▶ **What to produce**: Restate every line of the data word for word, except for the images.

=== Begin Enclosure ===

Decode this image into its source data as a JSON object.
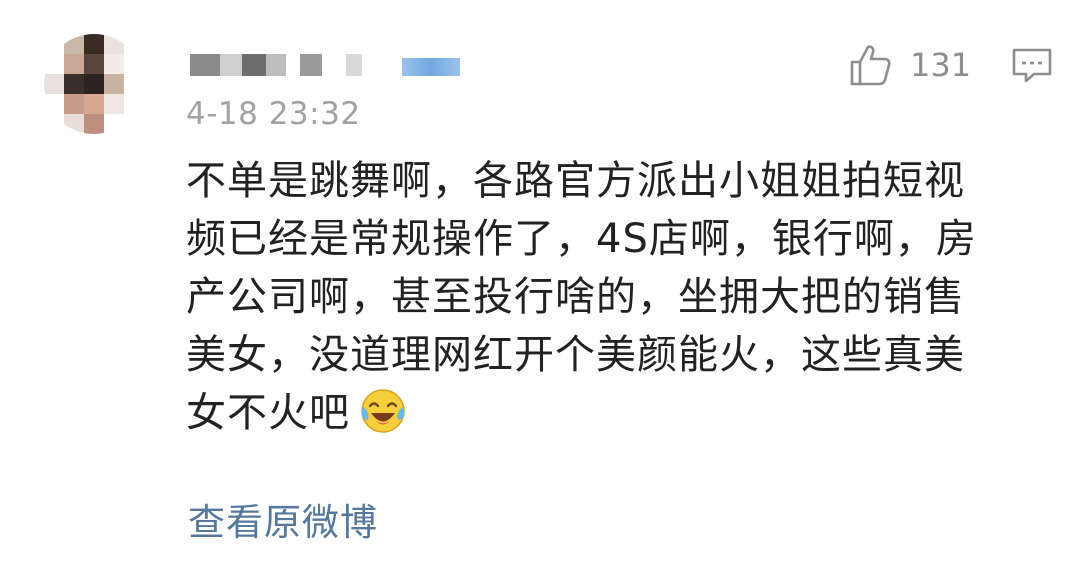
{
  "comment": {
    "author": {
      "avatar_pixel_colors": [
        "#ffffff",
        "#c9b7ab",
        "#3a2b24",
        "#e9e3df",
        "#ffffff",
        "#ffffff",
        "#caa897",
        "#5a463e",
        "#f1ece8",
        "#ffffff",
        "#e7e2df",
        "#3a2f2b",
        "#2c2220",
        "#cbb3a4",
        "#ffffff",
        "#ffffff",
        "#c79c8a",
        "#d8a890",
        "#f1e7e2",
        "#ffffff",
        "#ffffff",
        "#e9ddd7",
        "#bd8f7e",
        "#ffffff",
        "#ffffff"
      ],
      "username_blocks": [
        "#8a8a8a",
        "#cfcfcf",
        "#6d6d6d",
        "#bdbdbd",
        "#ffffff",
        "#9a9a9a",
        "#ffffff",
        "#d9d9d9"
      ]
    },
    "timestamp": "4-18 23:32",
    "like_count": "131",
    "text_lines": [
      "不单是跳舞啊，各路官方派出小姐姐拍短视",
      "频已经是常规操作了，4S店啊，银行啊，房",
      "产公司啊，甚至投行啥的，坐拥大把的销售",
      "美女，没道理网红开个美颜能火，这些真美",
      "女不火吧"
    ],
    "emoji": "laughing-crying-emoji",
    "view_original_label": "查看原微博"
  },
  "colors": {
    "text": "#222222",
    "meta": "#a2a2a2",
    "link": "#56789d",
    "icon": "#8e8e8e"
  },
  "icons": {
    "like": "thumbs-up-icon",
    "comment": "comment-bubble-icon"
  }
}
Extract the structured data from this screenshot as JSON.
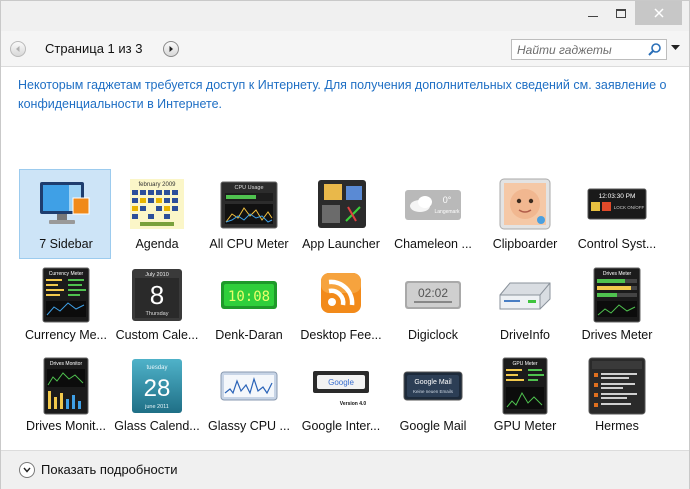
{
  "toolbar": {
    "page_label": "Страница 1 из 3",
    "search_placeholder": "Найти гаджеты"
  },
  "notice": {
    "text": "Некоторым гаджетам требуется доступ к Интернету. Для получения дополнительных сведений см. заявление о конфиденциальности в Интернете."
  },
  "gadgets": [
    {
      "label": "7 Sidebar",
      "icon": "sidebar-monitor-icon",
      "selected": true
    },
    {
      "label": "Agenda",
      "icon": "calendar-grid-icon"
    },
    {
      "label": "All CPU Meter",
      "icon": "cpu-meter-icon"
    },
    {
      "label": "App Launcher",
      "icon": "app-launcher-icon"
    },
    {
      "label": "Chameleon ...",
      "icon": "weather-cloud-icon"
    },
    {
      "label": "Clipboarder",
      "icon": "baby-photo-icon"
    },
    {
      "label": "Control Syst...",
      "icon": "clock-control-icon"
    },
    {
      "label": "Currency Me...",
      "icon": "currency-meter-icon"
    },
    {
      "label": "Custom Cale...",
      "icon": "calendar-page-icon"
    },
    {
      "label": "Denk-Daran",
      "icon": "green-clock-icon"
    },
    {
      "label": "Desktop Fee...",
      "icon": "rss-feed-icon"
    },
    {
      "label": "Digiclock",
      "icon": "digital-clock-icon"
    },
    {
      "label": "DriveInfo",
      "icon": "hard-drive-icon"
    },
    {
      "label": "Drives Meter",
      "icon": "drives-meter-icon"
    },
    {
      "label": "Drives Monit...",
      "icon": "drives-monitor-icon"
    },
    {
      "label": "Glass Calend...",
      "icon": "glass-calendar-icon"
    },
    {
      "label": "Glassy CPU ...",
      "icon": "cpu-graph-icon"
    },
    {
      "label": "Google Inter...",
      "icon": "google-search-icon"
    },
    {
      "label": "Google Mail",
      "icon": "google-mail-icon"
    },
    {
      "label": "GPU Meter",
      "icon": "gpu-meter-icon"
    },
    {
      "label": "Hermes",
      "icon": "hermes-feed-icon"
    }
  ],
  "thumb_text": {
    "agenda_header": "february 2009",
    "cpu_title": "CPU Usage",
    "chameleon_temp": "0°",
    "chameleon_city": "Langemark",
    "control_time": "12:03:30 PM",
    "control_status": "LOCK ON/OFF",
    "currency_title": "Currency Meter",
    "calendar_month": "July 2010",
    "calendar_day": "8",
    "calendar_weekday": "Thursday",
    "denk_time": "10:08",
    "digiclock_time": "02:02",
    "drives_meter_title": "Drives Meter",
    "drives_monitor_title": "Drives Monitor",
    "glass_weekday": "tuesday",
    "glass_day": "28",
    "glass_month": "june 2011",
    "google_brand": "Google",
    "google_version": "Version 4.0",
    "gmail_title": "Google Mail",
    "gmail_sub": "Keine neuen Emails",
    "gpu_title": "GPU Meter"
  },
  "footer": {
    "details_label": "Показать подробности"
  },
  "colors": {
    "notice_link": "#1f6fc4",
    "selection": "#cde4f7",
    "close_button": "#c7c7c7"
  }
}
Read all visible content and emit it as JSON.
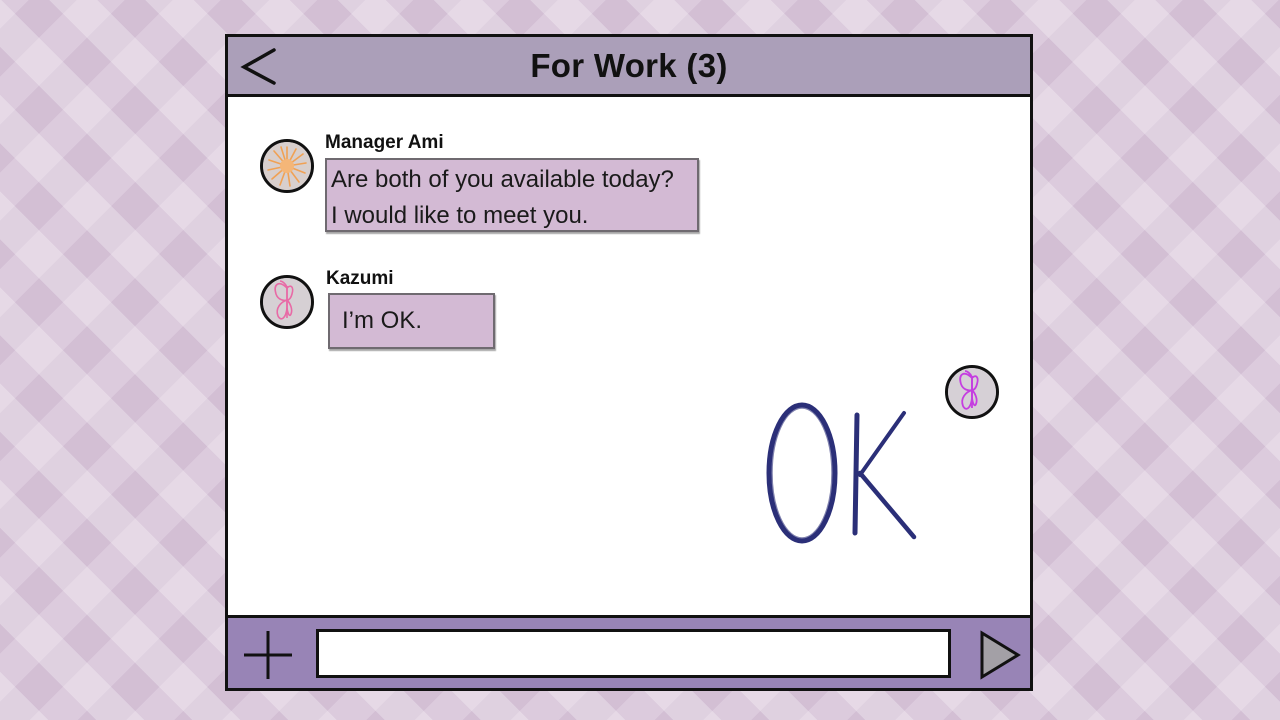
{
  "chat": {
    "title": "For Work (3)",
    "messages": [
      {
        "sender": "Manager Ami",
        "avatar_icon": "orange-flower-avatar-icon",
        "lines": [
          "Are both of you available today?",
          "I would like to meet you."
        ]
      },
      {
        "sender": "Kazumi",
        "avatar_icon": "pink-butterfly-avatar-icon",
        "lines": [
          "I’m OK."
        ]
      },
      {
        "sender": "",
        "avatar_icon": "purple-butterfly-avatar-icon",
        "content": "OK"
      }
    ]
  },
  "composer": {
    "input_value": "",
    "add_icon": "plus-icon",
    "send_icon": "send-triangle-icon"
  },
  "icons": {
    "back": "back-chevron-icon"
  },
  "colors": {
    "header": "#ab9fb9",
    "composer_bar": "#9884b6",
    "bubble": "#d3bad4",
    "handwriting_ink": "#2b2f78",
    "background": "#dccbdd"
  }
}
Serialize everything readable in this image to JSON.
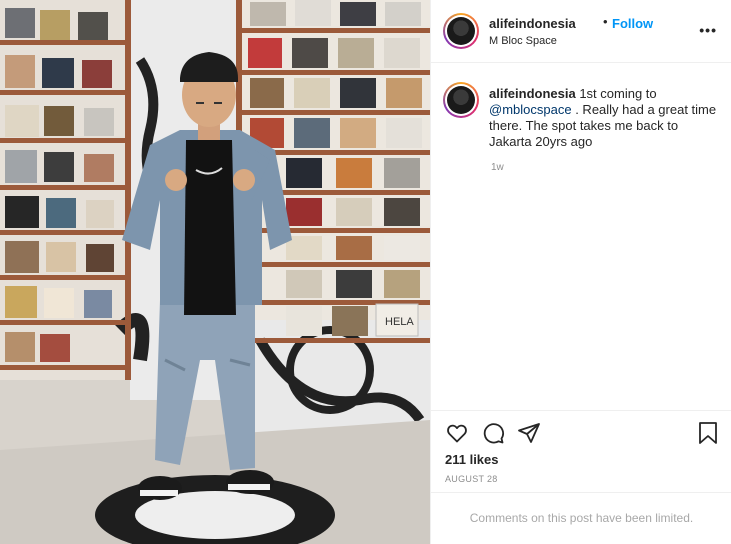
{
  "post": {
    "username": "alifeindonesia",
    "follow_label": "Follow",
    "dot": "•",
    "location": "M Bloc Space",
    "more_label": "•••"
  },
  "comment": {
    "username": "alifeindonesia",
    "text_before": "1st coming to",
    "mention": "@mblocspace",
    "text_after": ". Really had a great time there. The spot takes me back to Jakarta 20yrs ago",
    "time": "1w"
  },
  "stats": {
    "likes": "211 likes",
    "date": "AUGUST 28"
  },
  "footer": {
    "limited_text": "Comments on this post have been limited."
  },
  "icons": [
    "heart-icon",
    "comment-icon",
    "share-icon",
    "bookmark-icon",
    "more-icon"
  ],
  "photo": {
    "record_labels": [
      "HELA"
    ]
  }
}
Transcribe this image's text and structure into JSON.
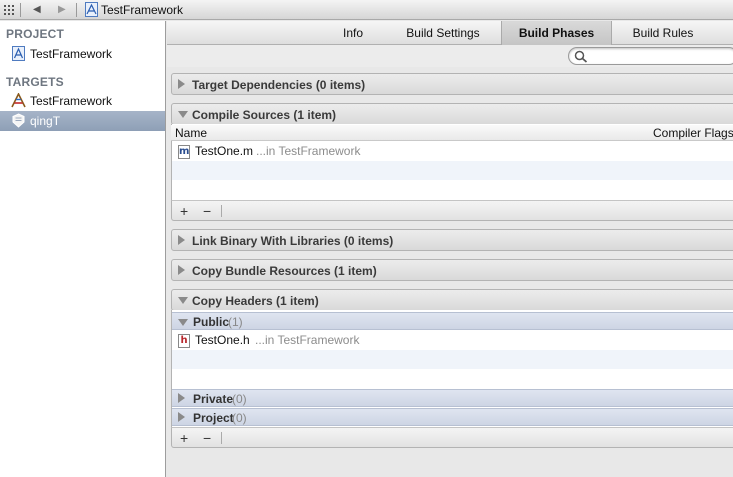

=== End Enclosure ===

▶ **Response area**:
Decode this image into its source data as a JSON object.
{
  "comment": {
    "author": {
      "avatar_pixel_colors": [
        "#ffffff",
        "#c9b7ab",
        "#3a2b24",
        "#e9e3df",
        "#ffffff",
        "#ffffff",
        "#caa897",
        "#5a463e",
        "#f1ece8",
        "#ffffff",
        "#e7e2df",
        "#3a2f2b",
        "#2c2220",
        "#cbb3a4",
        "#ffffff",
        "#ffffff",
        "#c79c8a",
        "#d8a890",
        "#f1e7e2",
        "#ffffff",
        "#ffffff",
        "#e9ddd7",
        "#bd8f7e",
        "#ffffff",
        "#ffffff"
      ],
      "username_blocks": [
        "#8a8a8a",
        "#cfcfcf",
        "#6d6d6d",
        "#bdbdbd",
        "#ffffff",
        "#9a9a9a",
        "#ffffff",
        "#d9d9d9"
      ]
    },
    "timestamp": "4-18 23:32",
    "like_count": "131",
    "text_lines": [
      "不单是跳舞啊，各路官方派出小姐姐拍短视",
      "频已经是常规操作了，4S店啊，银行啊，房",
      "产公司啊，甚至投行啥的，坐拥大把的销售",
      "美女，没道理网红开个美颜能火，这些真美",
      "女不火吧"
    ],
    "emoji": "laughing-crying-emoji",
    "view_original_label": "查看原微博"
  },
  "colors": {
    "text": "#222222",
    "meta": "#a2a2a2",
    "link": "#56789d",
    "icon": "#8e8e8e"
  },
  "icons": {
    "like": "thumbs-up-icon",
    "comment": "comment-bubble-icon"
  }
}
Extract the structured data from this screenshot as JSON.
{
  "toolbar": {
    "page_label": "Страница 1 из 3",
    "search_placeholder": "Найти гаджеты"
  },
  "notice": {
    "text": "Некоторым гаджетам требуется доступ к Интернету. Для получения дополнительных сведений см. заявление о конфиденциальности в Интернете."
  },
  "gadgets": [
    {
      "label": "7 Sidebar",
      "icon": "sidebar-monitor-icon",
      "selected": true
    },
    {
      "label": "Agenda",
      "icon": "calendar-grid-icon"
    },
    {
      "label": "All CPU Meter",
      "icon": "cpu-meter-icon"
    },
    {
      "label": "App Launcher",
      "icon": "app-launcher-icon"
    },
    {
      "label": "Chameleon ...",
      "icon": "weather-cloud-icon"
    },
    {
      "label": "Clipboarder",
      "icon": "baby-photo-icon"
    },
    {
      "label": "Control Syst...",
      "icon": "clock-control-icon"
    },
    {
      "label": "Currency Me...",
      "icon": "currency-meter-icon"
    },
    {
      "label": "Custom Cale...",
      "icon": "calendar-page-icon"
    },
    {
      "label": "Denk-Daran",
      "icon": "green-clock-icon"
    },
    {
      "label": "Desktop Fee...",
      "icon": "rss-feed-icon"
    },
    {
      "label": "Digiclock",
      "icon": "digital-clock-icon"
    },
    {
      "label": "DriveInfo",
      "icon": "hard-drive-icon"
    },
    {
      "label": "Drives Meter",
      "icon": "drives-meter-icon"
    },
    {
      "label": "Drives Monit...",
      "icon": "drives-monitor-icon"
    },
    {
      "label": "Glass Calend...",
      "icon": "glass-calendar-icon"
    },
    {
      "label": "Glassy CPU ...",
      "icon": "cpu-graph-icon"
    },
    {
      "label": "Google Inter...",
      "icon": "google-search-icon"
    },
    {
      "label": "Google Mail",
      "icon": "google-mail-icon"
    },
    {
      "label": "GPU Meter",
      "icon": "gpu-meter-icon"
    },
    {
      "label": "Hermes",
      "icon": "hermes-feed-icon"
    }
  ],
  "thumb_text": {
    "agenda_header": "february 2009",
    "cpu_title": "CPU Usage",
    "chameleon_temp": "0°",
    "chameleon_city": "Langemark",
    "control_time": "12:03:30 PM",
    "control_status": "LOCK ON/OFF",
    "currency_title": "Currency Meter",
    "calendar_month": "July 2010",
    "calendar_day": "8",
    "calendar_weekday": "Thursday",
    "denk_time": "10:08",
    "digiclock_time": "02:02",
    "drives_meter_title": "Drives Meter",
    "drives_monitor_title": "Drives Monitor",
    "glass_weekday": "tuesday",
    "glass_day": "28",
    "glass_month": "june 2011",
    "google_brand": "Google",
    "google_version": "Version 4.0",
    "gmail_title": "Google Mail",
    "gmail_sub": "Keine neuen Emails",
    "gpu_title": "GPU Meter"
  },
  "footer": {
    "details_label": "Показать подробности"
  },
  "colors": {
    "notice_link": "#1f6fc4",
    "selection": "#cde4f7",
    "close_button": "#c7c7c7"
  }
}
Read all visible content and emit it as JSON.
{
  "chat": {
    "title": "For Work (3)",
    "messages": [
      {
        "sender": "Manager Ami",
        "avatar_icon": "orange-flower-avatar-icon",
        "lines": [
          "Are both of you available today?",
          "I would like to meet you."
        ]
      },
      {
        "sender": "Kazumi",
        "avatar_icon": "pink-butterfly-avatar-icon",
        "lines": [
          "I’m OK."
        ]
      },
      {
        "sender": "",
        "avatar_icon": "purple-butterfly-avatar-icon",
        "content": "OK"
      }
    ]
  },
  "composer": {
    "input_value": "",
    "add_icon": "plus-icon",
    "send_icon": "send-triangle-icon"
  },
  "icons": {
    "back": "back-chevron-icon"
  },
  "colors": {
    "header": "#ab9fb9",
    "composer_bar": "#9884b6",
    "bubble": "#d3bad4",
    "handwriting_ink": "#2b2f78",
    "background": "#dccbdd"
  }
}
Serialize everything readable in this image to JSON.
{
  "post": {
    "username": "alifeindonesia",
    "follow_label": "Follow",
    "dot": "•",
    "location": "M Bloc Space",
    "more_label": "•••"
  },
  "comment": {
    "username": "alifeindonesia",
    "text_before": "1st coming to",
    "mention": "@mblocspace",
    "text_after": ". Really had a great time there. The spot takes me back to Jakarta 20yrs ago",
    "time": "1w"
  },
  "stats": {
    "likes": "211 likes",
    "date": "AUGUST 28"
  },
  "footer": {
    "limited_text": "Comments on this post have been limited."
  },
  "icons": [
    "heart-icon",
    "comment-icon",
    "share-icon",
    "bookmark-icon",
    "more-icon"
  ],
  "photo": {
    "record_labels": [
      "HELA"
    ]
  }
}
Transcribe this image's text and structure into JSON.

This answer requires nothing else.